Urban rents will rise faster than suburban, and people will pay more for smaller units. ...Properties that are suburban will need to add amenities to remain competitive.
Orlando, FL (PRWEB) October 28, 2014
Demand for rental housing in Florida will continue to rise in 2015 and apartment communities close to city centers will be at the leading edge of the trend, real estate and finance expert Joshua Harris told an audience of multifamily housing professionals at the Florida Apartment Association’s 2014 Education Conference & Trade Show Friday, October 24.
Harris, director of the Dr. P. Philips Institute for Research and Education in Real Estate at the University of Central Florida, said cities nationwide are increasingly investing in making downtown areas more appealing at the same time as apartment residents are looking for “walkability” to restaurants, shopping, and entertainment.
“Active downtowns will attract more and more people young and old,” Harris said. “Urban rents will rise faster than suburban, and people will pay more for smaller units.” As a result, “properties that are suburban will need to add amenities to remain competitive.”
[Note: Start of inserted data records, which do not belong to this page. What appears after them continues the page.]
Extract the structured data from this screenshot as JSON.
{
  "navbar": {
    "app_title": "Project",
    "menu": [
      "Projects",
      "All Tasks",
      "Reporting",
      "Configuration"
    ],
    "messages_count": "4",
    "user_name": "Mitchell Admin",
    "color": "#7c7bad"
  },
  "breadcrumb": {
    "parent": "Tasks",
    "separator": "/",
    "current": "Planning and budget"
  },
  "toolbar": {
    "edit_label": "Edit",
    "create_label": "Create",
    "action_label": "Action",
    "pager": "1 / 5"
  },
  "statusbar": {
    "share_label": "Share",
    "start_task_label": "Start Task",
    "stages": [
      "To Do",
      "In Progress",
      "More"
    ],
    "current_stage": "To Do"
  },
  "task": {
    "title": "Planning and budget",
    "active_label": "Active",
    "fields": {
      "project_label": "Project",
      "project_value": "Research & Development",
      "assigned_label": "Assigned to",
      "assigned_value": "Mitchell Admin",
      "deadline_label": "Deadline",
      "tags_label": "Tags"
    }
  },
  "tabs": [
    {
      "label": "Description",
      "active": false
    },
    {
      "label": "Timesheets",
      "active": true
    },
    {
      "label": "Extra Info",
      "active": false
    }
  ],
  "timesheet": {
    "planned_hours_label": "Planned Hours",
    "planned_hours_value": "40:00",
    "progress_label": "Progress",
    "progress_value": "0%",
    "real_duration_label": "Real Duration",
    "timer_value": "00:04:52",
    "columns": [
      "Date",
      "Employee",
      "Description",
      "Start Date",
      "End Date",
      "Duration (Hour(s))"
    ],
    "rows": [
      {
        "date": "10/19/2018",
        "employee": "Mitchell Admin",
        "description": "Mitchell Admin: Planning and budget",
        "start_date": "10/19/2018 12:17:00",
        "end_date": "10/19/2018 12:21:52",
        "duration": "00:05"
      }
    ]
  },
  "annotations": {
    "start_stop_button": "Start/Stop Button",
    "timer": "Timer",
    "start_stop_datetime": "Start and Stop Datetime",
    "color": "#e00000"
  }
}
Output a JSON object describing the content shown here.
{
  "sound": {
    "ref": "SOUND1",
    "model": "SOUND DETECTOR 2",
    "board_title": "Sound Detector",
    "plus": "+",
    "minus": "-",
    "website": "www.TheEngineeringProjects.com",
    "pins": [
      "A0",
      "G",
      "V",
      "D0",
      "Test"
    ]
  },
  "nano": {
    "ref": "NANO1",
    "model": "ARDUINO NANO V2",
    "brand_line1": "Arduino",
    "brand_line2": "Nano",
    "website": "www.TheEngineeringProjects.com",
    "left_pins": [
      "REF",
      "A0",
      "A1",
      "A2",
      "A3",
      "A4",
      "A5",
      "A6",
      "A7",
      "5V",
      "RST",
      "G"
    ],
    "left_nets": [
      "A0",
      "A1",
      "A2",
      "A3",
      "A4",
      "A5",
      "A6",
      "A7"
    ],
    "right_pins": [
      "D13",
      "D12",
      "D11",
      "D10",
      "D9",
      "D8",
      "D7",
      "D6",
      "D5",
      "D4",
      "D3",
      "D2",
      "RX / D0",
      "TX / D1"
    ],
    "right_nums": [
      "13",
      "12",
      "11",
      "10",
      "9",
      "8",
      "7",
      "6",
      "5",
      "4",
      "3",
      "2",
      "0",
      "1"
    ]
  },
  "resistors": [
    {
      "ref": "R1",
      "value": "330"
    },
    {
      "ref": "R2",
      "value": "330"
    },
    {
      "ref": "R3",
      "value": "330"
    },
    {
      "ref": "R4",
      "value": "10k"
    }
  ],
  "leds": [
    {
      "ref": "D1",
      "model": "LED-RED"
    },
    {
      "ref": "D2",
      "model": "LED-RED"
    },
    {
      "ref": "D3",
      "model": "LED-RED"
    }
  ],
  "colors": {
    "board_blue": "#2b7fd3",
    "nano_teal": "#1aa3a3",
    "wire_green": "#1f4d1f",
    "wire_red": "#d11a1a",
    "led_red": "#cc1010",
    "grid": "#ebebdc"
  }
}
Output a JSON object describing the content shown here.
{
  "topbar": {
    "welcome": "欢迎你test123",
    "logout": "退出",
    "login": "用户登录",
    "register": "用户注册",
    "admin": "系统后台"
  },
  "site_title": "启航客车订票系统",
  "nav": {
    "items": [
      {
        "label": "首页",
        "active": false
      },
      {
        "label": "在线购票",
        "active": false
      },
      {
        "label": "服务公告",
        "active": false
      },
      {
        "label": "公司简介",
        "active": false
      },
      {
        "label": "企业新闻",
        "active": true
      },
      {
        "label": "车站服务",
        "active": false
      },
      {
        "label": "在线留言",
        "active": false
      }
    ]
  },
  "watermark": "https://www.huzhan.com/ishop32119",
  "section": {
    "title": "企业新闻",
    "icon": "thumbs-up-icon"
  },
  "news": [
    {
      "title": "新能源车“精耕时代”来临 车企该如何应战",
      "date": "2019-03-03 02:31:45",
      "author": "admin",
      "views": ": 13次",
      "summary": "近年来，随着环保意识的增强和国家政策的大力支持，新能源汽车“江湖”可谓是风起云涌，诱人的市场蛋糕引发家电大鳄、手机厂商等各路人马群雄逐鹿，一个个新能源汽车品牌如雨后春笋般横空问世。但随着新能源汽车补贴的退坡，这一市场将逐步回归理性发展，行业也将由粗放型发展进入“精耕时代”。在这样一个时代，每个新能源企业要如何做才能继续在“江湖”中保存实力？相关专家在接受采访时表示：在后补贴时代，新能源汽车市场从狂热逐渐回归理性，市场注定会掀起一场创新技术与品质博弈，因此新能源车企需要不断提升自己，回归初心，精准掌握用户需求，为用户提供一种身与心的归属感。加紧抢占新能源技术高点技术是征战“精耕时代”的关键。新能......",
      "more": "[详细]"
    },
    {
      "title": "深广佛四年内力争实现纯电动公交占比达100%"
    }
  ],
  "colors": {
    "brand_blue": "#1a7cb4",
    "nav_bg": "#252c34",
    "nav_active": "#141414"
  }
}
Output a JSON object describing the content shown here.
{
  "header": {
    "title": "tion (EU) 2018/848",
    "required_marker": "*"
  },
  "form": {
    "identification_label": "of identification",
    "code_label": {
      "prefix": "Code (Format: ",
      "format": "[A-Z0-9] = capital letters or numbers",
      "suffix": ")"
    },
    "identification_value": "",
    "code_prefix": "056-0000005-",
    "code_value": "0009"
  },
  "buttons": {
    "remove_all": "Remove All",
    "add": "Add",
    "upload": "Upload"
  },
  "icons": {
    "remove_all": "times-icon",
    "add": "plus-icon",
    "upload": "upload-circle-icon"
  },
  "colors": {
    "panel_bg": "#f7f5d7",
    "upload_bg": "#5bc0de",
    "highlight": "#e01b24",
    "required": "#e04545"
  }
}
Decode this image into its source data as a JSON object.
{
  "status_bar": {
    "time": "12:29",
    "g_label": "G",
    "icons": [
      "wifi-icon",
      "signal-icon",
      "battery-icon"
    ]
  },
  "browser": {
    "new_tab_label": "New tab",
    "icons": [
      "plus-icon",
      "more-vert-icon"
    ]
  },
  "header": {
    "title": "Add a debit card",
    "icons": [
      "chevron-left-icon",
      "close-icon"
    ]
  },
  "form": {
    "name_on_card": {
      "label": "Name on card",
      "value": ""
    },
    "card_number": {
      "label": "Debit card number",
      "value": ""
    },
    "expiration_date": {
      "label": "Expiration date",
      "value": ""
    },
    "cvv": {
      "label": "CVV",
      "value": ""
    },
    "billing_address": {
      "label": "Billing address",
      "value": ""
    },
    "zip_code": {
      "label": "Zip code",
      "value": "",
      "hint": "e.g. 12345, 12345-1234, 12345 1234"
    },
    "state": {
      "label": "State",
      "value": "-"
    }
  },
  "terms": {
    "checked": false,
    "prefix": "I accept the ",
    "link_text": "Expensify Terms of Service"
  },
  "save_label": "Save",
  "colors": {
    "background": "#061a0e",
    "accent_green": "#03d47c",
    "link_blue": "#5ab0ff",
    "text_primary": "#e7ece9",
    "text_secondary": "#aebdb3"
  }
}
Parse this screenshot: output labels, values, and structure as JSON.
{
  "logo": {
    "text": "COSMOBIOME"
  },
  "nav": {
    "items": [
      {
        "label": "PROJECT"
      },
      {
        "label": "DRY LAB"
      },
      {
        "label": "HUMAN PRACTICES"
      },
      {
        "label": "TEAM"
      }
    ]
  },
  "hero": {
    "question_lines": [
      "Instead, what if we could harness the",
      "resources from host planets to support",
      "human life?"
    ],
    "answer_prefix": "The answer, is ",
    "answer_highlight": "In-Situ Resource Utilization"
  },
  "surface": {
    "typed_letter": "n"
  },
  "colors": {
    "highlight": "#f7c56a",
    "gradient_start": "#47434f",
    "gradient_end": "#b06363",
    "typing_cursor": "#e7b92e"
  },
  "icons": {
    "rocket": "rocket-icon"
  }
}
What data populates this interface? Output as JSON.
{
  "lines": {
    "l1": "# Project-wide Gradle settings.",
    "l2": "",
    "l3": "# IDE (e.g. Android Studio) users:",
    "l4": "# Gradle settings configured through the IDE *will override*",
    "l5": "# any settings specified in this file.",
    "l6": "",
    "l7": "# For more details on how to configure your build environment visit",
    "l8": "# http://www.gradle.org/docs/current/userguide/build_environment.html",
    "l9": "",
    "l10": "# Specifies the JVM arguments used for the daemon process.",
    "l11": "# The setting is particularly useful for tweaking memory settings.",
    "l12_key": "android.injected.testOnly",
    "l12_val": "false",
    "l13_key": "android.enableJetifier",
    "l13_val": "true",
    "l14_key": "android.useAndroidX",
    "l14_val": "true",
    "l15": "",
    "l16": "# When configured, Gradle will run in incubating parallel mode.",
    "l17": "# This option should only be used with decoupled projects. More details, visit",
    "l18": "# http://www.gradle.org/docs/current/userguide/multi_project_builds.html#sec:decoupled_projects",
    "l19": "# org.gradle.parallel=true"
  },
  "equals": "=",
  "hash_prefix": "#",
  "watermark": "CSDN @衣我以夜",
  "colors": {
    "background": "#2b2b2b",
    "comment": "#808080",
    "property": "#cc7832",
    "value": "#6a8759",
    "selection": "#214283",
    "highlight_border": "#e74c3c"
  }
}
Demographics will support the multifamily housing market overall, Harris said, as millions of Americans move into retirement over the next few years, and face fixed incomes or even declining incomes, as well as less need for spacious single-family homes.
Harris was one of the speakers at the FAA’s annual conference, which drew more than 1,300 multifamily housing professionals, a 17 percent increase over 2013 attendance.
OTHER EVENT HIGHLIGHTS
Hall of Fame
- Mark Ogier, partner and executive vice president of ContraVest property management company based in Altamonte Springs, was inducted into the 2014 Hall of Fame in recognition of his service in numerous volunteer leadership positions with the Apartment Association of Greater Orlando (AAGO), Florida Apartment Association (FAA) and the National Apartment Association (NAA). With AAGO, he was member of the board and executive committee for more than eight years and served as president in 2004 and 2005. He is serving in his ninth year with FAA, where he has served on the board and the executive committee, chaired the legislative committee, and served as the president for 2007-2008. On the national level, Ogier served on numerous committees and as a voting delegate to the NAA. Ogier joined ContraVest in 1995 and currently has overall responsibility for the operations and strategic direction of the ContraVest development program as well as the property management portfolio.
LEGISLATOR OF THE YEAR
- State Sen. Andy Gardiner was recognized for his work to increase affordable housing funding. In presenting the award, FAA President Stacey Stuart said Gardiner “has helped to set the precedent for more focused, responsible spending that truly helps those in need.” Stuart cited among Gardiner’s accomplishments:
o In his role as chair of the Senate’s Transportation and Economic Development Appropriations Committee, Gardiner brought together both critics and advocates to achieve compromise that has benefited homeless veterans, people with developmental disabilities, survivors of domestic violence, and people who became homeless during the country’s economic crisis.
o In 2013, Gardiner helped to direct Florida’s mortgage fraud settlement funding toward its truest and most logical purpose — housing needs for Floridians. As a result, $60 million in funding went through the State Apartment Incentive Loan program (SAIL).
o During the 2014 session, Gardiner was committed to maintaining a significant level of funding for Florida’s housing initiatives.
ABOUT THE FLORIDA APARTMENT ASSOCIATION
The Florida Apartment Association is a federation of associations representing and advocating the interests of the Florida multifamily rental housing industry.
Since 1971, the Florida Apartment Association has worked to ensure high property management standards and resident satisfaction and safety in Florida. Volunteer leaders from throughout the state meet quarterly to discuss issues and challenges facing the multifamily housing sector.
As a federation, FAA serves as an umbrella organization linking 11 independent local associations. The FAA and the local associations also provide professional development, networking, and other opportunities for multifamily housing professionals.
FAA represents more than 415,000 apartment homes in Florida. Constituencies include apartment communities new and old, urban and rural, luxury and affordable, privately developed and state tax-assisted, large management companies and small individual owners, assisted living facilities for seniors and corporate housing for busy businesspeople. FAA does not represent condominiums, hotels, motels, and other transient housing. In addition, it is purely a voluntary organization: Not all apartment owners, particularly small individual owners and geographical areas remote from the main city centers, are members of FAA.
Local associations have their own independent boards of directors and activities. FAA and each local association also belong to the National Apartment Association.